Tips for Caring for a Female Dog in Heat
Tips for Caring for a Female Dog
Personality-wise, female dogs and male dogs really aren't all that different. There are dominant and aggressive female dogs just like certain male dogs and vice versa—submissive and calm female dogs just like certain males. So when deciding if you want a male or female dog, your main concerns will typically be the dog's size: Females are generally smaller than males (not always but generally), and you'll want to decide whether or not you want to get the female spayed.
Although, I personally think that unless you have the intent of breeding, you should get your dog spayed or neutered because it is healthier for the dog and you prevent unwanted pregnancies. However, it is always up to you, the pet owner, as to what you want to do. If you have decided upon a female dog, you'll probably want to brush up on some information about dogs coming into heat and what a spay involves.
Commonly Asked Questions About a Female Dog's Heat Cycle
When will my female dog have her first heat cycle?
Generally, a female dog will come into her first heat sometime between the age of 6 months and 24 months.
When your female dog comes into her first heat will depend on the dog's breed. Typically, small dog breeds come into first heat sooner than larger dog breeds.
How long will my dog's heat last?
Typically, heat will last an average of 18 to 24 days.
How often will my dog go into heat?
Dogs typically go into heat once every 5-8 months, so about twice a year. Although, this will vary per dog. Smaller dogs can go into heat sooner than larger dogs.
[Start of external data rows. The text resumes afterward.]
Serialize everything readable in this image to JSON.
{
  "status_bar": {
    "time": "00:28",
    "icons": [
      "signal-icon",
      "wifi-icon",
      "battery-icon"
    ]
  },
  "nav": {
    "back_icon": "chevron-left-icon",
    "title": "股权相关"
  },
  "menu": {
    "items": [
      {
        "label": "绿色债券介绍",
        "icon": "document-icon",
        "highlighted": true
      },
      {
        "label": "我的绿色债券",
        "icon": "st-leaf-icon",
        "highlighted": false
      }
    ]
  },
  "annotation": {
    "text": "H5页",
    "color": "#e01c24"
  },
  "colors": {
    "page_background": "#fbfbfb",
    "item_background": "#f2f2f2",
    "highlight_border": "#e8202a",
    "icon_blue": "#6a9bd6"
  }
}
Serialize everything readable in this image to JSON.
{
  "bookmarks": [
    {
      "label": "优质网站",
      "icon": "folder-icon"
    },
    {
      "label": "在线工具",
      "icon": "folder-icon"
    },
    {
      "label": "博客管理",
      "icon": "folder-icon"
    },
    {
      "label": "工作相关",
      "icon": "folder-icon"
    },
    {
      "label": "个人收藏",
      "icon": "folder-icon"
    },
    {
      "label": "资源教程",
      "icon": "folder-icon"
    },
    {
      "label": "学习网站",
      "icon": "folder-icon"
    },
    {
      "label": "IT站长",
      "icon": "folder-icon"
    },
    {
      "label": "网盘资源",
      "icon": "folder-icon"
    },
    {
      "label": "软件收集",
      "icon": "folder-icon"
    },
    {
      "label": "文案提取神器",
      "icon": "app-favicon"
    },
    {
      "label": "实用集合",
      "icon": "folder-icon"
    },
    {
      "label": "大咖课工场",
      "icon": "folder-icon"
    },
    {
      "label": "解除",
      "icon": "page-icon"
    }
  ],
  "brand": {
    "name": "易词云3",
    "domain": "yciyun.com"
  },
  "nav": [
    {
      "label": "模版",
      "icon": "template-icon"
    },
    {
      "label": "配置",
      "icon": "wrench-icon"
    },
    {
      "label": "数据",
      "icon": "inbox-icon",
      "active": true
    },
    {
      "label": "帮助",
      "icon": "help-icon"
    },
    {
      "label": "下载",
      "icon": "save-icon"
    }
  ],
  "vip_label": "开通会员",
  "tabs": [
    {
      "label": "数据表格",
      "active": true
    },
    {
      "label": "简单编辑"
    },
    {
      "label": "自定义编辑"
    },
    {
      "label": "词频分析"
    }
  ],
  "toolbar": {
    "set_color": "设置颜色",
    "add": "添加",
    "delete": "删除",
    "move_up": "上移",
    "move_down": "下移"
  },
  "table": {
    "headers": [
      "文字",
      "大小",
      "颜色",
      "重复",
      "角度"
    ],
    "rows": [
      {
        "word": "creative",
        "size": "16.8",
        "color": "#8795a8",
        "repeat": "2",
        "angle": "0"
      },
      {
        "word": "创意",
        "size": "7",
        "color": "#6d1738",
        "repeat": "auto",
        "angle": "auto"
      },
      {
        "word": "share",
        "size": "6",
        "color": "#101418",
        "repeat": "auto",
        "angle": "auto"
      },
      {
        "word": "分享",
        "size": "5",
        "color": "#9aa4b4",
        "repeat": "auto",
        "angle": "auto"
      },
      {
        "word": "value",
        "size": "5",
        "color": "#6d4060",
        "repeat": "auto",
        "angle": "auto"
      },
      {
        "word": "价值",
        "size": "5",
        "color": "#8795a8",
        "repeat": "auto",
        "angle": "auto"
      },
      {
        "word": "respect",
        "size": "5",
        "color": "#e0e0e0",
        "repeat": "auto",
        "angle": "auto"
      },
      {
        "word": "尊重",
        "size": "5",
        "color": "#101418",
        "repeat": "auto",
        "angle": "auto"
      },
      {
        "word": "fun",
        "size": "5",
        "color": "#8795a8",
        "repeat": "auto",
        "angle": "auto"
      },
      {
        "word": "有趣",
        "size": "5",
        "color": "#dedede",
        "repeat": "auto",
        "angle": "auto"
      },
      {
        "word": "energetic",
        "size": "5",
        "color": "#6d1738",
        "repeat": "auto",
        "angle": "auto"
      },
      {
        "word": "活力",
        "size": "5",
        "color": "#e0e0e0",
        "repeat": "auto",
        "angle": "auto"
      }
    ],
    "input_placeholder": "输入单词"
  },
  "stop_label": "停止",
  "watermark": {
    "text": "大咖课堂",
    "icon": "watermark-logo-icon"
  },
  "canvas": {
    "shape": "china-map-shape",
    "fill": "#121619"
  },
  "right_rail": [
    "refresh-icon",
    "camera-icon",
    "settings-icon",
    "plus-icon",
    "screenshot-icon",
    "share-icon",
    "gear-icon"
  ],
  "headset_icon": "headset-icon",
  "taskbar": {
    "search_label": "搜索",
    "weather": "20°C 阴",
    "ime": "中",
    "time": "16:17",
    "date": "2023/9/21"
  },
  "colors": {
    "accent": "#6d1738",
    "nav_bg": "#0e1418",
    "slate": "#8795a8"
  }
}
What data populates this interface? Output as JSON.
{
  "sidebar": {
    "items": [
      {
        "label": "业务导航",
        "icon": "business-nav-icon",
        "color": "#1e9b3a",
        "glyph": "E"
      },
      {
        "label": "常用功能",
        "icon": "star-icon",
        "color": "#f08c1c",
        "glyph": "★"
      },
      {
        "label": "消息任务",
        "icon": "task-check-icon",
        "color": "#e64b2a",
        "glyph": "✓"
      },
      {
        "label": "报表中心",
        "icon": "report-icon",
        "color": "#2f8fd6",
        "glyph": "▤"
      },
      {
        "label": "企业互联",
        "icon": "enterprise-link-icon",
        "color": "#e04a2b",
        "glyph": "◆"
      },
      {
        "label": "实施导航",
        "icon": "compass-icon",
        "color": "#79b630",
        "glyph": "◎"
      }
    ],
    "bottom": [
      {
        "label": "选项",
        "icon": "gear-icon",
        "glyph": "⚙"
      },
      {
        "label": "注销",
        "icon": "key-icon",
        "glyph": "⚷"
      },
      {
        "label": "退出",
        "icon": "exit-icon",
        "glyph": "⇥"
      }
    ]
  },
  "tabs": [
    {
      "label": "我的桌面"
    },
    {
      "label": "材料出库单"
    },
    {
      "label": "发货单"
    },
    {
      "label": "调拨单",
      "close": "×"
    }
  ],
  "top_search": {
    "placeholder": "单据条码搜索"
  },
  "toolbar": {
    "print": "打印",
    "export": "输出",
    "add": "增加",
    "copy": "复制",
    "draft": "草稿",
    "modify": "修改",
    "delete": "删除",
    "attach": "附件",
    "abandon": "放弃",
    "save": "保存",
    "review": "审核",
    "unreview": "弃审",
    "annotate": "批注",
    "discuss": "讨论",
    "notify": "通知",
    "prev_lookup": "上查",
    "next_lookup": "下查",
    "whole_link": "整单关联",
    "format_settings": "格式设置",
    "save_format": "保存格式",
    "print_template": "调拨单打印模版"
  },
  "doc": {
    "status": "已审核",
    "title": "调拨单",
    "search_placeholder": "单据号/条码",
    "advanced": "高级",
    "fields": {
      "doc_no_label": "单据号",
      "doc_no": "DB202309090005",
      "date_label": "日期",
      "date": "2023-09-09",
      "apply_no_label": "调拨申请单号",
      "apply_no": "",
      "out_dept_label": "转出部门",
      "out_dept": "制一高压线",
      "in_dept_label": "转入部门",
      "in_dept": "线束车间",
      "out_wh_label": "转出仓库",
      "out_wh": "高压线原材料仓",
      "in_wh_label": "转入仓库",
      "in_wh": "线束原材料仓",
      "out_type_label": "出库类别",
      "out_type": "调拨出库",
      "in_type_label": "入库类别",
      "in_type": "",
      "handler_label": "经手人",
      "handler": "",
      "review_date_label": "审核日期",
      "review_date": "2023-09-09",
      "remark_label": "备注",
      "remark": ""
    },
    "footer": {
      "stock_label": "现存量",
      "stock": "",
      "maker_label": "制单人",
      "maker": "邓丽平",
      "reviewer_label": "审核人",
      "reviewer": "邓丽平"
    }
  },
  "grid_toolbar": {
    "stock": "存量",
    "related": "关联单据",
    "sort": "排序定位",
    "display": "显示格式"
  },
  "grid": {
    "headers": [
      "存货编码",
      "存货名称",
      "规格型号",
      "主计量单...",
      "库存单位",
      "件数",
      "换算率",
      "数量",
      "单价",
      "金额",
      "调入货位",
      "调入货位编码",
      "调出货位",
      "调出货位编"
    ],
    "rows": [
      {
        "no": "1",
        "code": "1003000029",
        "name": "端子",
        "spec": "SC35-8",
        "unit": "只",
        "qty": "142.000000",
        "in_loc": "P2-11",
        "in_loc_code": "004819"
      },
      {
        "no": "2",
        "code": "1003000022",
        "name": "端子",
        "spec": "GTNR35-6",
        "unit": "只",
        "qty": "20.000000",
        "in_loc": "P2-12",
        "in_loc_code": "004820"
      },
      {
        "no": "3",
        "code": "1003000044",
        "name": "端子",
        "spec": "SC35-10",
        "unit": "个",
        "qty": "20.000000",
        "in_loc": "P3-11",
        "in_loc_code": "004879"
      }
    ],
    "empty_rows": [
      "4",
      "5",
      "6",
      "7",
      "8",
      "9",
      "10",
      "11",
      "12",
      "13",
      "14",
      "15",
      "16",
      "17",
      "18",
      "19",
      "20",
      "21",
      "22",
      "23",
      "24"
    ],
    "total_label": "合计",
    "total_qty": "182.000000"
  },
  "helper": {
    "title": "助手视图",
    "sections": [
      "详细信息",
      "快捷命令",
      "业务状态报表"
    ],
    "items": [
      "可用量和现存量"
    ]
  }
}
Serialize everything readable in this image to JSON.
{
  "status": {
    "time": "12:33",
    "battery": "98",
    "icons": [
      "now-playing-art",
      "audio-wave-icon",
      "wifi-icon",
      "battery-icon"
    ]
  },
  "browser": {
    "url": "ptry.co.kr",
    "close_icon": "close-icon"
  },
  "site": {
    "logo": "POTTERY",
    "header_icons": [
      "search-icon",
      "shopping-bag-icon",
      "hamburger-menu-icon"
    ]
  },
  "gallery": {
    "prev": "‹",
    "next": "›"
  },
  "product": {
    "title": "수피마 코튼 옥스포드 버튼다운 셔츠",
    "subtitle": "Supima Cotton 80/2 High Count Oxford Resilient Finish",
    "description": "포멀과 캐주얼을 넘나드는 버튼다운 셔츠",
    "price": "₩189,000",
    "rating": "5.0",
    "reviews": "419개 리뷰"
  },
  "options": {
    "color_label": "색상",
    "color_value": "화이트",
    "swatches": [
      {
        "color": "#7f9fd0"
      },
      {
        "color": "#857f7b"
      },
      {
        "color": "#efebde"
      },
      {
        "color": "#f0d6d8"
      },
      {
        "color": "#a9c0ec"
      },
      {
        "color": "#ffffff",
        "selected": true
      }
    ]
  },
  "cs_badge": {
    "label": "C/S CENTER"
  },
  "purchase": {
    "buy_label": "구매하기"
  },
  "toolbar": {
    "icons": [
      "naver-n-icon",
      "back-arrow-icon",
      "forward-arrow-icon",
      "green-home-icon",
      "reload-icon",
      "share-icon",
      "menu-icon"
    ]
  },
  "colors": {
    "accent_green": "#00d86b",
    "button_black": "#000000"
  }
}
What are the first signs of my dog going into heat?
The first sign of your dog starting her heat cycle is a swollen vulva and bloody discharge from the vulva. For the first week or so, the female dog will attract the attention of male dogs, but she usually won't allow them to mount her.
After the first week or so, she will actively court male dogs and will allow them to mount her. At this stage, the vulva may become slightly smaller and she may not have as much discharge or have a clear discharge instead of bloody, but she'll still be in heat and can still become pregnant.
Why is my dog having bloody discharge again after her heat cycle?
Typically, when your dog has her first heat, it will be a "split heat" in which she will develop a swollen vulva and have bloody discharge but she won't actually ovulate (release eggs) or let male dogs mount her. But about 2 to 6 weeks later you'll probably notice that she's in heat again; this is your dog's first real full heat cycle.
Will my elderly dog go into heat?
Older female dogs do not go through menopause, but after 7 years, your dog's heat cycle will get further and further apart.
Dealing With a Female Dog in Heat
First off, if your female dog is an indoor dog, you'll probably want to purchase a dog diaper, whether that be the dog diapers with the disposable liners or the washable dog diapers. Otherwise, you'll have blood spots all over your carpet, tiles, or wood floors. You can find the dog diapers in sizes from extra small to large, and sometimes extra large.
Keep Your Female Away From Males
Next, you want to make sure that you keep your female away from male dogs, which means that if your female dog is an outdoor dog, you want to make sure that she is properly pinned and no dog can get in or out of your yard. I would actually recommend bringing the dog in the house or in an enclosed outdoor patio until her heat cycle is complete.
Seal Up the House
For indoor dogs, you want to make sure that all doors and windows are shut all the time and you keep any unneutered male dogs that you may have away from the female.
Disguise the Scent
You can consider applying a little dab of menthol rub under the female's tail to disguise the heat just a little and to stop potential suitors. You can also use the menthol rub on your male dogs by putting a dab on the male's nose to make the female's scent—make sure whatever you use is dog-safe and in a location where it can't be ingested.
Sometimes you can mask the smell by giving your female chlorophyll tablets. Just remember to ask your vet for the exact dosage before you give your dog any medicines.
Try to keep her as calm as you can, which means avoid overly strenuous play, but make sure that you still dote attention on her in a more calming manner such as brushes and massages.
Why You Should Spay Your Dog
Consider spaying your female dog. Know and understand when you should spay your dog, why you should spay your dog, the process of spaying your dog, and the risks of spaying your dog.
Remember that by spaying your dog will reduce the risk of breast cancer in the future. You want to aim at before her first heat, but since you're reading this, I'm assuming your dog is already experiencing her heat cycle. Shoot for after her first heat and before her second, otherwise, the risks of breast cancer are the same as a dog who was never spayed at all.
If the dog is older than 2, you can still reduce severe health risks, as long as he dog is less than 5 years old. After 5, an unspayed dog has greatly increased odds of developing a uterine infection, which can be fatal if not caught early. The treatment is surgery to remove the uterus.
This article is accurate and true to the best of the author’s knowledge. It is not meant to substitute for diagnosis, prognosis, treatment, prescription, or formal and individualized advice from a veterinary medical professional. Animals exhibiting signs and symptoms of distress should be seen by a veterinarian immediately.